CHARLESTON, SC (WCSC) -“CBS This Morning” co-anchor Norah O’Donnell took time out on Monday to thank her doctors and nurses at the Medical University of South Carolina Monday on Instagram after an appendectomy on Friday.
“Our doctors, nurses, and health care professionals are true life savers,” she wrote. “I would not have gotten the excellent care I received without advice from my sister-surgeon, my parents, Dr. Tara Narula, Dr. Jon LaPook, Dr. Richard Beckerman, and the entire team at MUSC.”
“I am feeling much better and hope to return to NYC later this week if I feel well enough to fly,” she continued. “Thank you for all the kind texts and emails.”
O’Donnell went on to list the lessons she has learned:
I’m down an organ, but learned some valuable lessons this week.
1. Surgery is painful. I will never take a pain free day for granted again.2. Be grateful for every day that you can move your body. 3. Listen to your body. If you are in pain, see a doctor. Don’t wait 5 days like I did ignoring pain.4. Our doctors, nurses, and health care professionals are true life savers.
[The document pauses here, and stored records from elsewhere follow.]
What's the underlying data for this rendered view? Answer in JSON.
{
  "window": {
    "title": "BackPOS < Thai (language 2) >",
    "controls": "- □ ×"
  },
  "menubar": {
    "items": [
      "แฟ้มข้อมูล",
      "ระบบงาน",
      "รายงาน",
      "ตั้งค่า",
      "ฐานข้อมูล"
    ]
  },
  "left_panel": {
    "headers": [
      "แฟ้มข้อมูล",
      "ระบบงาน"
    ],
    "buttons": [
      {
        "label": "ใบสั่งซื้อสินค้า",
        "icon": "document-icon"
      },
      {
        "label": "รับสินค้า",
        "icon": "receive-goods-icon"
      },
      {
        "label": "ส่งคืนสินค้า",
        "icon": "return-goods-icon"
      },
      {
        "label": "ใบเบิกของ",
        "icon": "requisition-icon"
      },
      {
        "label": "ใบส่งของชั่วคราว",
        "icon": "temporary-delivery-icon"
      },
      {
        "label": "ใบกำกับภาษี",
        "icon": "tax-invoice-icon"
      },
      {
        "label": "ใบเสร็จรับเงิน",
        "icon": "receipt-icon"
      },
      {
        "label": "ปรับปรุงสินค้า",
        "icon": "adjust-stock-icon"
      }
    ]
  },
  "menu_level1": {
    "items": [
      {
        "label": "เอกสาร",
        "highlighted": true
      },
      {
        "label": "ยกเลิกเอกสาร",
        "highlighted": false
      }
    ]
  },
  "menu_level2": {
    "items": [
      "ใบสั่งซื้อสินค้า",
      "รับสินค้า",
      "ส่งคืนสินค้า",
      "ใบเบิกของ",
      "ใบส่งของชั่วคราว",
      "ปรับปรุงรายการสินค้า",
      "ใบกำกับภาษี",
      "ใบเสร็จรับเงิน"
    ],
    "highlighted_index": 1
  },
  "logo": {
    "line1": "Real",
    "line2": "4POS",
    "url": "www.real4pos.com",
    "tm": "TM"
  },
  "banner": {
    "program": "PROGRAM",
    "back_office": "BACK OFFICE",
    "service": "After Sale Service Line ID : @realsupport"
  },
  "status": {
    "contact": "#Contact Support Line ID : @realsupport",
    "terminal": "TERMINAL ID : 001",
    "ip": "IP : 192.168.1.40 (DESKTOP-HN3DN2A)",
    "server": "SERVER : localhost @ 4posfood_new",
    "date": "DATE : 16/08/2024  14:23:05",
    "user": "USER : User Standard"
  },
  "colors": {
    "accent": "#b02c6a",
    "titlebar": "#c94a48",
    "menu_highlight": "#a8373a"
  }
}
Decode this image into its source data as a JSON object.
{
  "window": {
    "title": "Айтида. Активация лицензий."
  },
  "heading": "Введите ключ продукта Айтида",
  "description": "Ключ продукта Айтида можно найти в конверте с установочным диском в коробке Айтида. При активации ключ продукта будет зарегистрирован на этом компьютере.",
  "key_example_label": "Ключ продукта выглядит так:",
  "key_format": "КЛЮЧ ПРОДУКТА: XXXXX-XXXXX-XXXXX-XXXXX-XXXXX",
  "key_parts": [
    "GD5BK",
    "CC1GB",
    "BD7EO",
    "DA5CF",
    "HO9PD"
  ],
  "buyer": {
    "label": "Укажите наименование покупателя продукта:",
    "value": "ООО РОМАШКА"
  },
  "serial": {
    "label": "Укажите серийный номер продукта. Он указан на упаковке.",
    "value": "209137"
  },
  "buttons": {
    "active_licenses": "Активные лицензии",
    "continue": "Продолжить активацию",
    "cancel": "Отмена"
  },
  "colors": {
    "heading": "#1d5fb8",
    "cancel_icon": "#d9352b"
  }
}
I would not have gotten the excellent care I received without advice from my sister-surgeon, my parents, Dr. Tara Narula, Dr. Jon LaPook, Dr. Richard Beckerman, and the entire team at MUSC. Thank you
O’Donnell is an Emmy Award-winning journalist and has served as co-anchor of CBS’s morning news program since July 2012. She currently shares anchoring duties with Gayle King, John Dickerson and Bianna Golodryga.
Before joining the program, she was the Chief White House Correspondent for CBS News.
For “CBS This Morning,” O’Donnell conducted numerous interviews with newsmakers including President Donald Trump, President Barack Obama, Vice President Mike Pence, and Speaker Paul Ryan. She has sat down with some of the world’s most influential leaders including South Korean President Moon Jae-in, for his first interview in office, His Royal Highness Prince Harry of Wales, Nobel Peace Prize winner Malala Yousafzai, and the Dalai Lama.
In March, O’Donnell spent a week reporting in Saudi Arabia where she interviewed Crown Prince Mohammed bin Salman. The conversation was his first and only American television interview.
O’Donnell has won two News Emmys for her reporting. In 2018 she was awarded in the Outstanding Investigative Report in a Newscast category for her report on sexual assaults at the United States Air Force Academy. She also won in 2009 as part of NBC News’ 2008 Election Night coverage team for the category Outstanding Live Coverage of a Breaking News Story – Long Form.
O'Donnell earned a Gracie Award and was named best national news on-air talent for the year 2018 and 2016. Her reporting for CBS This Morning on sexual assault at the Air Force Academy won an honorable mention in the Edgar A. Poe Award from the White House Correspondents' Association. She received the Edward R. Murrow Award for Best Newscast of 2017 and was named "Broadcaster of the Year" by the New York State Broadcasters Association in 2014.
Prior to joining CBS News, O'Donnell worked for more than a decade at NBC News, where she covered the Pentagon, Congress, and the White House. Her assignments took her around the globe: she reported from every continent except Antarctica with the either the President of the United States or the Secretary of Defense.
O'Donnell has covered a number of breaking news stories throughout her career. She reported from the Pentagon on September 11th, 2001, and received the prestigious Sigma Delta Chi Award for Breaking News Coverage for a "Dateline NBC" story titled, "D.C. In Crisis." In the months following the attacks, she traveled extensively with then-Secretary of Defense Donald Rumsfeld, including on his first trip to Afghanistan following the terrorist attacks.
She began her career as a print reporter for Roll Call, a Capitol Hill newspaper, for which she covered the impeachment of President Bill Clinton and traveled the country covering congressional elections.
A firm believer in empowering women, O'Donnell sits on the Board of Directors of the International Women's Media Foundation.
Born into a military family, O’Donnell grew up in San Antonio, Texas; Landstuhl, Germany; Seoul, South Korea; and Washington, D.C. She is a graduate of Georgetown University and received a Bachelor of Arts in Philosophy as well as a Master of Arts in Liberal Studies. She and Tracy have three children. They have three children.